Segment Open

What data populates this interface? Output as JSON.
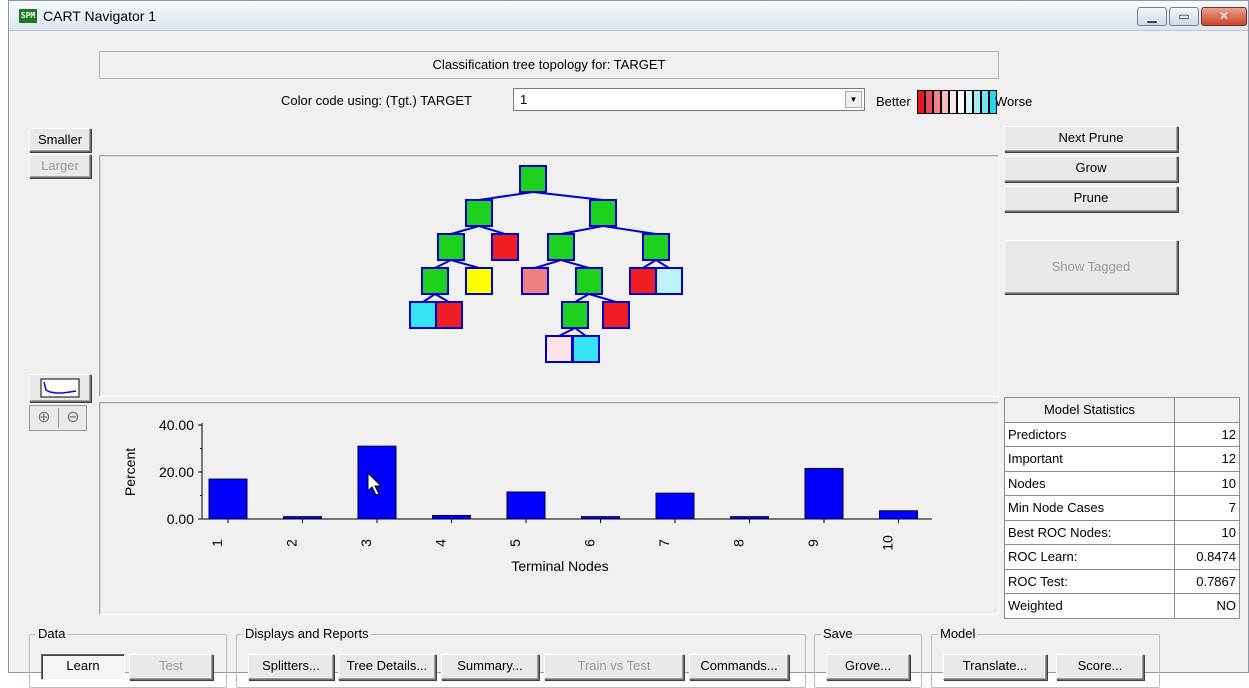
{
  "window": {
    "title": "CART Navigator 1",
    "app_icon_text": "SPM",
    "controls": [
      "minimize",
      "maximize",
      "close"
    ]
  },
  "header": {
    "topology_title": "Classification tree topology for: TARGET",
    "color_code_label": "Color code using: (Tgt.) TARGET",
    "color_code_value": "1",
    "legend_better": "Better",
    "legend_worse": "Worse",
    "legend_colors": [
      "#e8141e",
      "#ee4a54",
      "#f47f88",
      "#f8b8bd",
      "#fde6e8",
      "#ffffff",
      "#d8f6fb",
      "#a6ecf7",
      "#6ee1f4",
      "#27d7f2"
    ]
  },
  "left_buttons": {
    "smaller": "Smaller",
    "larger": "Larger",
    "zoom_in_glyph": "⊕",
    "zoom_out_glyph": "⊖"
  },
  "right_buttons": {
    "next_prune": "Next Prune",
    "grow": "Grow",
    "prune": "Prune",
    "show_tagged": "Show Tagged"
  },
  "tree": {
    "node_colors": {
      "green": "#1fd11f",
      "red": "#ee1e22",
      "yellow": "#ffff00",
      "salmon": "#f08080",
      "cyan": "#36e3f2",
      "light_cyan": "#bdf2fa",
      "pink": "#fde3e8",
      "border": "#0000cc",
      "edge": "#0000dd"
    }
  },
  "chart_data": {
    "type": "bar",
    "categories": [
      "1",
      "2",
      "3",
      "4",
      "5",
      "6",
      "7",
      "8",
      "9",
      "10"
    ],
    "values": [
      17.0,
      1.0,
      31.0,
      1.5,
      11.5,
      1.0,
      11.0,
      1.0,
      21.5,
      3.5
    ],
    "xlabel": "Terminal Nodes",
    "ylabel": "Percent",
    "yticks": [
      "0.00",
      "20.00",
      "40.00"
    ],
    "ylim": [
      0,
      40
    ],
    "bar_color": "#0000ff",
    "grid": false
  },
  "model_statistics": {
    "title": "Model Statistics",
    "rows": [
      {
        "label": "Predictors",
        "value": "12"
      },
      {
        "label": "Important",
        "value": "12"
      },
      {
        "label": "Nodes",
        "value": "10"
      },
      {
        "label": "Min Node Cases",
        "value": "7"
      },
      {
        "label": "Best ROC Nodes:",
        "value": "10"
      },
      {
        "label": "ROC Learn:",
        "value": "0.8474"
      },
      {
        "label": "ROC Test:",
        "value": "0.7867"
      },
      {
        "label": "Weighted",
        "value": "NO"
      }
    ]
  },
  "groups": {
    "data": {
      "title": "Data",
      "learn": "Learn",
      "test": "Test"
    },
    "displays": {
      "title": "Displays and Reports",
      "splitters": "Splitters...",
      "tree_details": "Tree Details...",
      "summary": "Summary...",
      "train_vs_test": "Train vs Test",
      "commands": "Commands..."
    },
    "save": {
      "title": "Save",
      "grove": "Grove..."
    },
    "model": {
      "title": "Model",
      "translate": "Translate...",
      "score": "Score..."
    }
  }
}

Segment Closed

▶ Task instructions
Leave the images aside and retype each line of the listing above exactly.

▶ Result
What data populates this interface? Output as JSON.
{
  "window": {
    "title": "CART Navigator 1",
    "app_icon_text": "SPM",
    "controls": [
      "minimize",
      "maximize",
      "close"
    ]
  },
  "header": {
    "topology_title": "Classification tree topology for: TARGET",
    "color_code_label": "Color code using: (Tgt.) TARGET",
    "color_code_value": "1",
    "legend_better": "Better",
    "legend_worse": "Worse",
    "legend_colors": [
      "#e8141e",
      "#ee4a54",
      "#f47f88",
      "#f8b8bd",
      "#fde6e8",
      "#ffffff",
      "#d8f6fb",
      "#a6ecf7",
      "#6ee1f4",
      "#27d7f2"
    ]
  },
  "left_buttons": {
    "smaller": "Smaller",
    "larger": "Larger",
    "zoom_in_glyph": "⊕",
    "zoom_out_glyph": "⊖"
  },
  "right_buttons": {
    "next_prune": "Next Prune",
    "grow": "Grow",
    "prune": "Prune",
    "show_tagged": "Show Tagged"
  },
  "tree": {
    "node_colors": {
      "green": "#1fd11f",
      "red": "#ee1e22",
      "yellow": "#ffff00",
      "salmon": "#f08080",
      "cyan": "#36e3f2",
      "light_cyan": "#bdf2fa",
      "pink": "#fde3e8",
      "border": "#0000cc",
      "edge": "#0000dd"
    }
  },
  "chart_data": {
    "type": "bar",
    "categories": [
      "1",
      "2",
      "3",
      "4",
      "5",
      "6",
      "7",
      "8",
      "9",
      "10"
    ],
    "values": [
      17.0,
      1.0,
      31.0,
      1.5,
      11.5,
      1.0,
      11.0,
      1.0,
      21.5,
      3.5
    ],
    "xlabel": "Terminal Nodes",
    "ylabel": "Percent",
    "yticks": [
      "0.00",
      "20.00",
      "40.00"
    ],
    "ylim": [
      0,
      40
    ],
    "bar_color": "#0000ff",
    "grid": false
  },
  "model_statistics": {
    "title": "Model Statistics",
    "rows": [
      {
        "label": "Predictors",
        "value": "12"
      },
      {
        "label": "Important",
        "value": "12"
      },
      {
        "label": "Nodes",
        "value": "10"
      },
      {
        "label": "Min Node Cases",
        "value": "7"
      },
      {
        "label": "Best ROC Nodes:",
        "value": "10"
      },
      {
        "label": "ROC Learn:",
        "value": "0.8474"
      },
      {
        "label": "ROC Test:",
        "value": "0.7867"
      },
      {
        "label": "Weighted",
        "value": "NO"
      }
    ]
  },
  "groups": {
    "data": {
      "title": "Data",
      "learn": "Learn",
      "test": "Test"
    },
    "displays": {
      "title": "Displays and Reports",
      "splitters": "Splitters...",
      "tree_details": "Tree Details...",
      "summary": "Summary...",
      "train_vs_test": "Train vs Test",
      "commands": "Commands..."
    },
    "save": {
      "title": "Save",
      "grove": "Grove..."
    },
    "model": {
      "title": "Model",
      "translate": "Translate...",
      "score": "Score..."
    }
  }
}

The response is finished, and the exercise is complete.